Mescaline Detox And Treatment In Yukon
Mescaline is commonly recognized for coming from the peyote cactus, yet is found in a variety of different cactus plants such as the san pedro cactus. The active ingredient mescaline is a hallucinogen and has a long history of being used by Native Americans and the First Nations within Canada. In its natural form of the peyote cactus, it looks like a crown-shaped button. This button is removed and can either be chewed, boiled and made into tea, or dried and then smoked with tobacco or marijuana. Mescaline causes illusions, hallucinations, altered perception of space and time, and altered body image. Drug users will also experience euphoria, followed by feelings of anxiety.
Mescaline is not a commonly abused drug in the country or within the Yukon. Despite recreational drug use involving hallucinogenic drugs, the most widely abused are LSD and mushrooms. Mescaline is illegal in Canada and is classified as a Schedule III substance under the Controlled Drugs and Substances Act. However, the peyote cactus is legal to grow and own within Canada, and it was made legal in 1971 during a summit regarding psychotropic drugs at the United Nations. Peyote was made legal because of the First Nations within the country who use the drug for religious reasons. Trafficking any Schedule III controlled substance will result in either an indictable or summary offense. The maximum penalty for an indictable offense involving controlled substance is ten years in prison and 18 months in jail for a summary offense.
Mescaline has significant effects on the body, such as causing intense nausea, vomiting, dilation of pupils, increased heart rate, increased blood pressure, and a rise in body temperature. Drug users will also experience headaches, muscle weakness, and impaired motor coordination. The effects of mescaline are similar to LSD, PCP, or mushrooms. When mescaline is consumed the onset of the effects is often felt within a couple of hours. The duration of the hallucinations and residual effects can last ten to twelve hours, but this depends on how much was used. Mescaline does cause unpredictable effects because the mental state of the drug user, their environment, and other drugs will determine the severity of the effects.
Hallucinogenic drug abuse in the Yukon often involves recreational drug users who are abusing a variety of different drugs. The combination of psychedelic drugs with illicit drugs or prescription does increase the chance of adverse side effects. Many of the hallucinogens are naturally occurring; however, most are synthetically made. Synthetic mescaline is also available and produces the same effects as naturally occurring mescaline. The common way Canadian drug users are taking these drugs is through micro-dosing. The hallucinations cause a profound change in the perception of space and time, along with affecting consciousness.
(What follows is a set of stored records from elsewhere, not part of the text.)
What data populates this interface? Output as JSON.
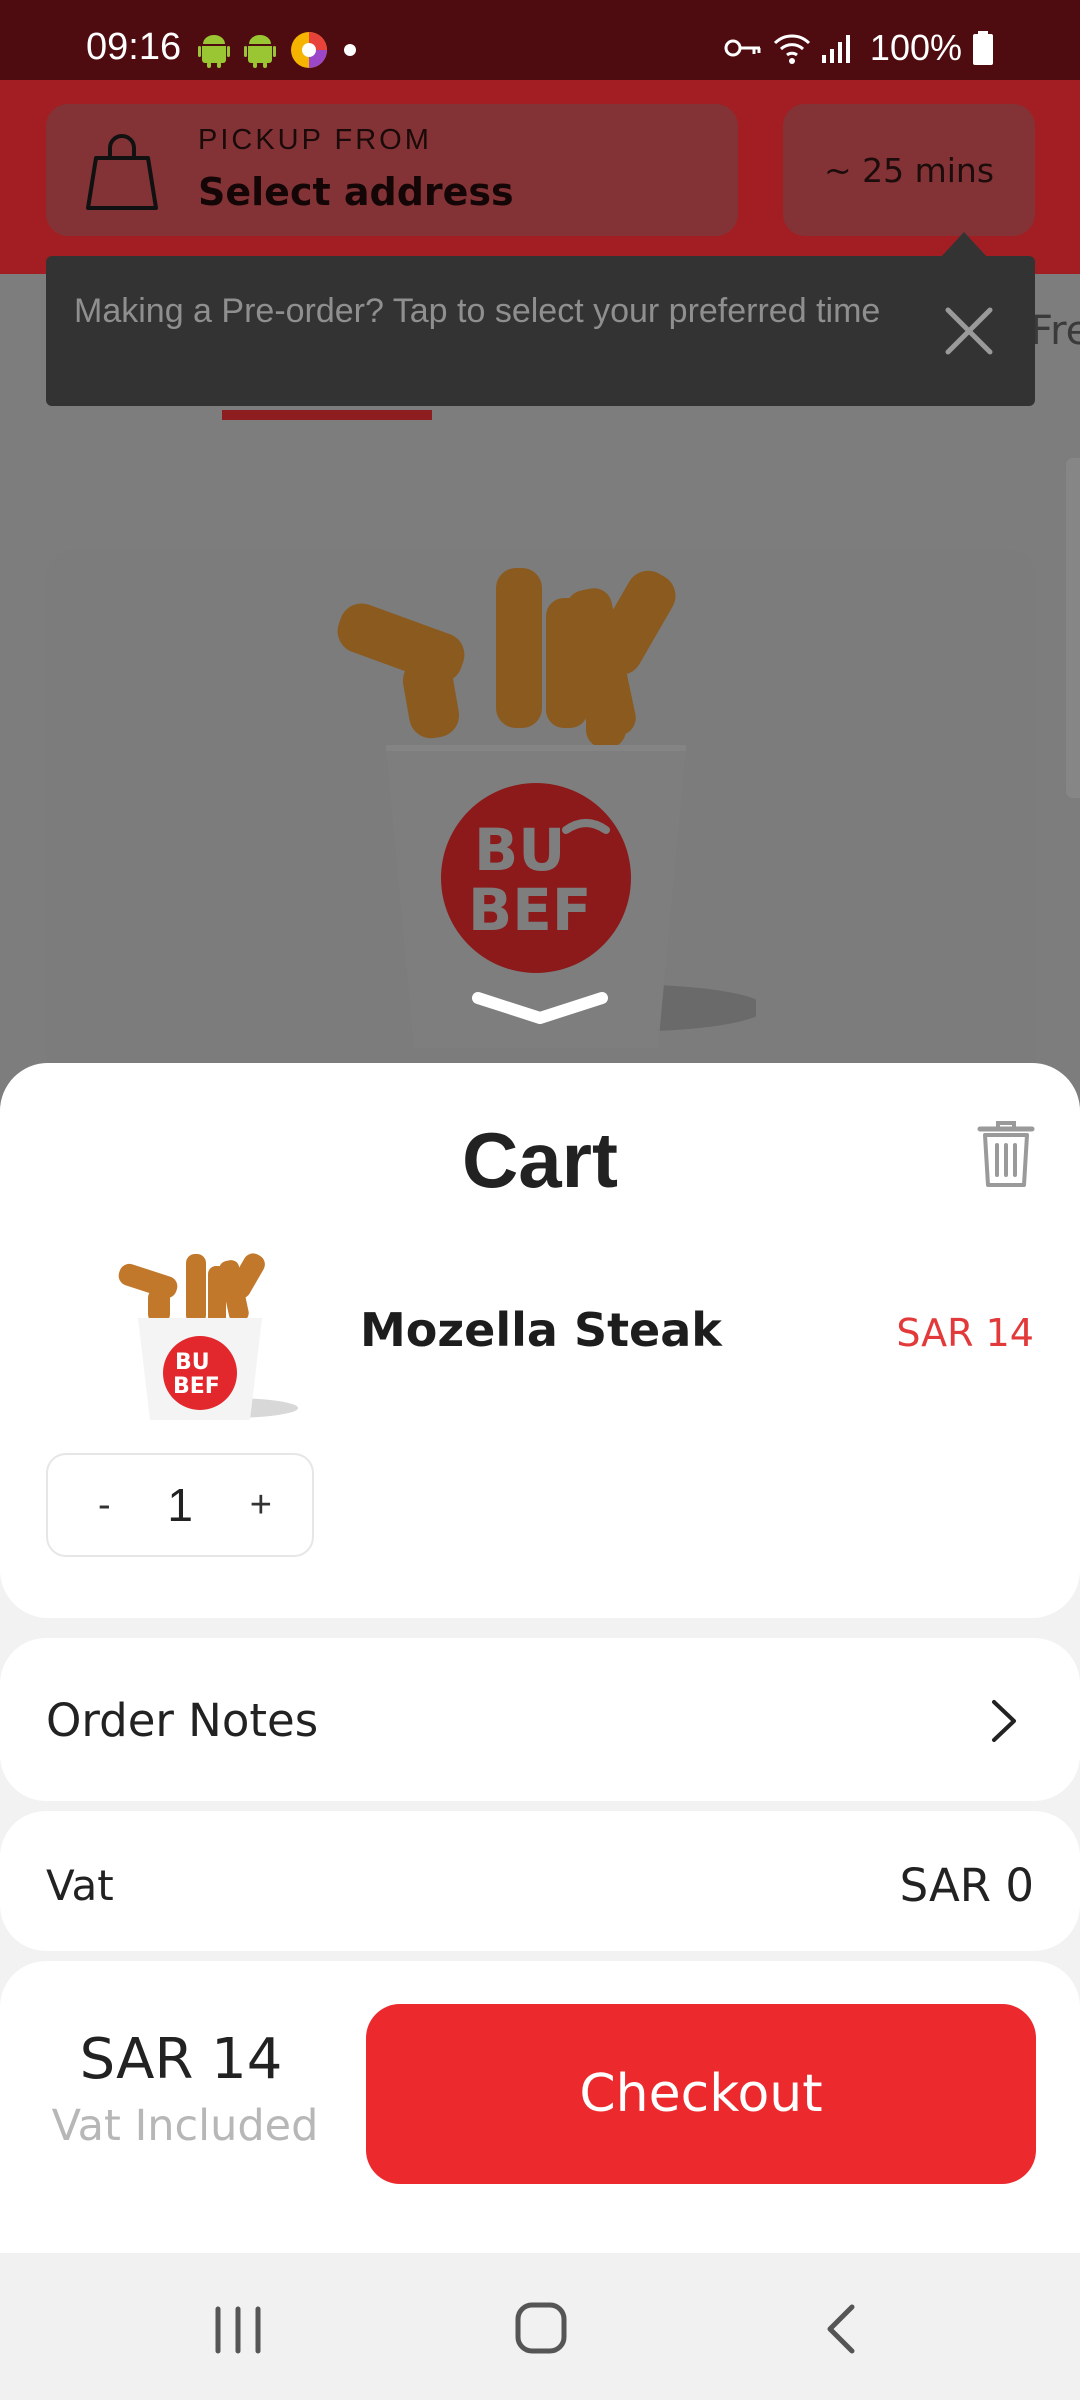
{
  "status_bar": {
    "time": "09:16",
    "left_icons": [
      "android-icon",
      "android-icon",
      "app-icon",
      "dot-icon"
    ],
    "right_icons": [
      "key-icon",
      "wifi-icon",
      "signal-icon",
      "battery-icon"
    ],
    "battery": "100%"
  },
  "header": {
    "pickup_label": "PICKUP FROM",
    "pickup_value": "Select address",
    "eta": "~ 25 mins"
  },
  "tooltip": {
    "text": "Making a Pre-order? Tap to select your preferred time"
  },
  "background": {
    "tab_peek": "Fre"
  },
  "cart": {
    "title": "Cart",
    "items": [
      {
        "name": "Mozella Steak",
        "price": "SAR 14",
        "quantity": "1",
        "decrement": "-",
        "increment": "+"
      }
    ],
    "order_notes_label": "Order Notes",
    "vat_label": "Vat",
    "vat_value": "SAR 0",
    "total": "SAR 14",
    "total_note": "Vat Included",
    "checkout_label": "Checkout"
  },
  "colors": {
    "brand_red": "#ec2a2e",
    "price_red": "#e23a3a",
    "status_bar": "#4f0c10"
  }
}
The regular and consistent use of these drugs does cause a tolerance to develop whereby the drug user requires more of the drug to achieve the same effects.
Some of the substance abuse treatment resources in the Yukon will help recreational drug users and addicts. There are both inpatient and outpatient treatment resources within the territory; however, lengthy residential rehabilitation is accessed in Alberta or parts of British Columbia. Most hallucinogen drug problems involve other types of drugs and require well-rounded substance abuse treatment.